--- Task material Enclosed Below ---

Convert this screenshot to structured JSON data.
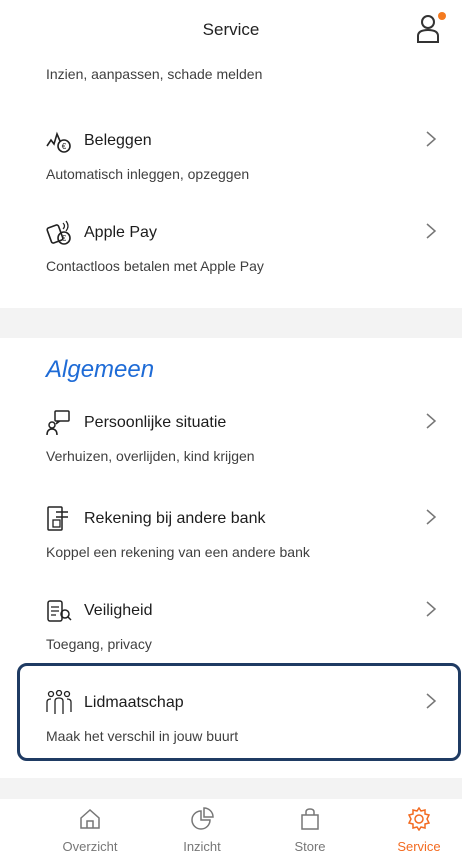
{
  "header": {
    "title": "Service"
  },
  "top_item": {
    "subtitle": "Inzien, aanpassen, schade melden"
  },
  "items": [
    {
      "title": "Beleggen",
      "subtitle": "Automatisch inleggen, opzeggen"
    },
    {
      "title": "Apple Pay",
      "subtitle": "Contactloos betalen met Apple Pay"
    },
    {
      "title": "Persoonlijke situatie",
      "subtitle": "Verhuizen, overlijden, kind krijgen"
    },
    {
      "title": "Rekening bij andere bank",
      "subtitle": "Koppel een rekening van een andere bank"
    },
    {
      "title": "Veiligheid",
      "subtitle": "Toegang, privacy"
    },
    {
      "title": "Lidmaatschap",
      "subtitle": "Maak het verschil in jouw buurt"
    }
  ],
  "section": {
    "title": "Algemeen"
  },
  "tabs": [
    {
      "label": "Overzicht",
      "icon": "home-icon"
    },
    {
      "label": "Inzicht",
      "icon": "pie-chart-icon"
    },
    {
      "label": "Store",
      "icon": "shopping-bag-icon"
    },
    {
      "label": "Service",
      "icon": "gear-icon",
      "active": true
    }
  ],
  "colors": {
    "accent": "#f36b21",
    "section_title": "#1e6bd6",
    "highlight_border": "#1f3b63"
  }
}
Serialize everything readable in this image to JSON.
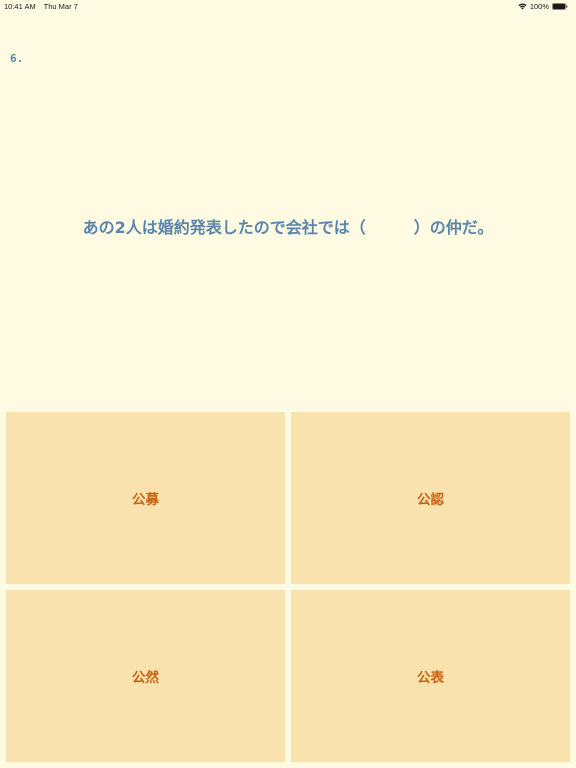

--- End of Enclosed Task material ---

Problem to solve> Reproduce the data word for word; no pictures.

Result of the task>
Convert this screenshot to structured JSON data.
{
  "header": {
    "title": "Service"
  },
  "top_item": {
    "subtitle": "Inzien, aanpassen, schade melden"
  },
  "items": [
    {
      "title": "Beleggen",
      "subtitle": "Automatisch inleggen, opzeggen"
    },
    {
      "title": "Apple Pay",
      "subtitle": "Contactloos betalen met Apple Pay"
    },
    {
      "title": "Persoonlijke situatie",
      "subtitle": "Verhuizen, overlijden, kind krijgen"
    },
    {
      "title": "Rekening bij andere bank",
      "subtitle": "Koppel een rekening van een andere bank"
    },
    {
      "title": "Veiligheid",
      "subtitle": "Toegang, privacy"
    },
    {
      "title": "Lidmaatschap",
      "subtitle": "Maak het verschil in jouw buurt"
    }
  ],
  "section": {
    "title": "Algemeen"
  },
  "tabs": [
    {
      "label": "Overzicht",
      "icon": "home-icon"
    },
    {
      "label": "Inzicht",
      "icon": "pie-chart-icon"
    },
    {
      "label": "Store",
      "icon": "shopping-bag-icon"
    },
    {
      "label": "Service",
      "icon": "gear-icon",
      "active": true
    }
  ],
  "colors": {
    "accent": "#f36b21",
    "section_title": "#1e6bd6",
    "highlight_border": "#1f3b63"
  }
}
Serialize everything readable in this image to JSON.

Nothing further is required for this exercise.